TJ Of course, in Scotland football exists beside a huge, noisy neighbour. It can feel like the Scottish game is permanently stuck with its face looking through the glass at the party on the other side. But you suggest there remains a strong and rich football culture north of the border.

DG Cyprus aside, Scotland still has the highest rate of match attendance of any European nation, and it remains an essential element of the national conversation. The demotion of Rangers to the lower leagues for a few years revealed the strength of football beyond the Old Firm, while the presence of a Scottish team at the women’s World Cup attracted record audiences and interest. I wonder whether it would be more helpful in Scotland to look west towards Iceland rather than south towards England for footballing inspiration.

TJ And what does it say about the game in England when despite all the riches involved at the top level, clubs like Bury and Bolton Wanderers can find themselves in a precarious position?

DG It says the globalisation of football, as with the wider economy, produces a small number of winners and a large number of losers, and there are no mechanisms available to divert some of the gargantuan wealth in the game from the former to the latter. It also demonstrates that the capacity of public and voluntary agencies, from national government to football associations, to regulate the game has been greatly diminished.

TJ Where do you see the rays of hope in the game?

DG The last 20 years has seen the emergence of a fragile archipelago of resistance in global football. There have been widespread protests and experiments in anti-commercialism and social ownership, we have seen the emergence of anti-racism and anti-sexism campaigns, clubs and movements. There has been some progress in tracking down and punishing the corrupt and there is a global movement of football and social development projects.

Perhaps most important of all, after 150 years in which the game has been dominated by men and its image suffused with masculinity, the rise of women’s football and the football fever that is now beginning to grow amongst girls and women is the most welcome and powerful challenge to the ruling order.

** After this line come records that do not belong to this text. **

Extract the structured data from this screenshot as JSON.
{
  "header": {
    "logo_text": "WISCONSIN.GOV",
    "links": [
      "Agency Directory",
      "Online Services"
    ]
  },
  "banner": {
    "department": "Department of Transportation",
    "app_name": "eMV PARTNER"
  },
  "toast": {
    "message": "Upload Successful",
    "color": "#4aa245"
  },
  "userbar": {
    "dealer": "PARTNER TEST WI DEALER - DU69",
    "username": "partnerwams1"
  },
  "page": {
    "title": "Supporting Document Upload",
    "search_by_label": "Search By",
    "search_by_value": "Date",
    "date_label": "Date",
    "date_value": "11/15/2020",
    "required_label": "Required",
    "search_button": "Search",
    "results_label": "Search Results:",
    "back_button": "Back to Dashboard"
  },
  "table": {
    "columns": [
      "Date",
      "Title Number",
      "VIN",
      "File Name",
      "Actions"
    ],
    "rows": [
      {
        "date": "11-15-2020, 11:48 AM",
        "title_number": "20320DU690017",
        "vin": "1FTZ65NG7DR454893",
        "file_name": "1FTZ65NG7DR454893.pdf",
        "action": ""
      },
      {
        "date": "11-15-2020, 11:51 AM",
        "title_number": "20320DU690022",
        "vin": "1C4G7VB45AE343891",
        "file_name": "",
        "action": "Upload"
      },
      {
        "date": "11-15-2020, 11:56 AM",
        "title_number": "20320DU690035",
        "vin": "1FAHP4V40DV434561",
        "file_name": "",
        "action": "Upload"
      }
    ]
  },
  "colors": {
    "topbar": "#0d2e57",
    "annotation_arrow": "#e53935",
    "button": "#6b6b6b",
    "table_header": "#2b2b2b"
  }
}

The Age of Football, by David Goldblatt is published by Macmillan, priced £25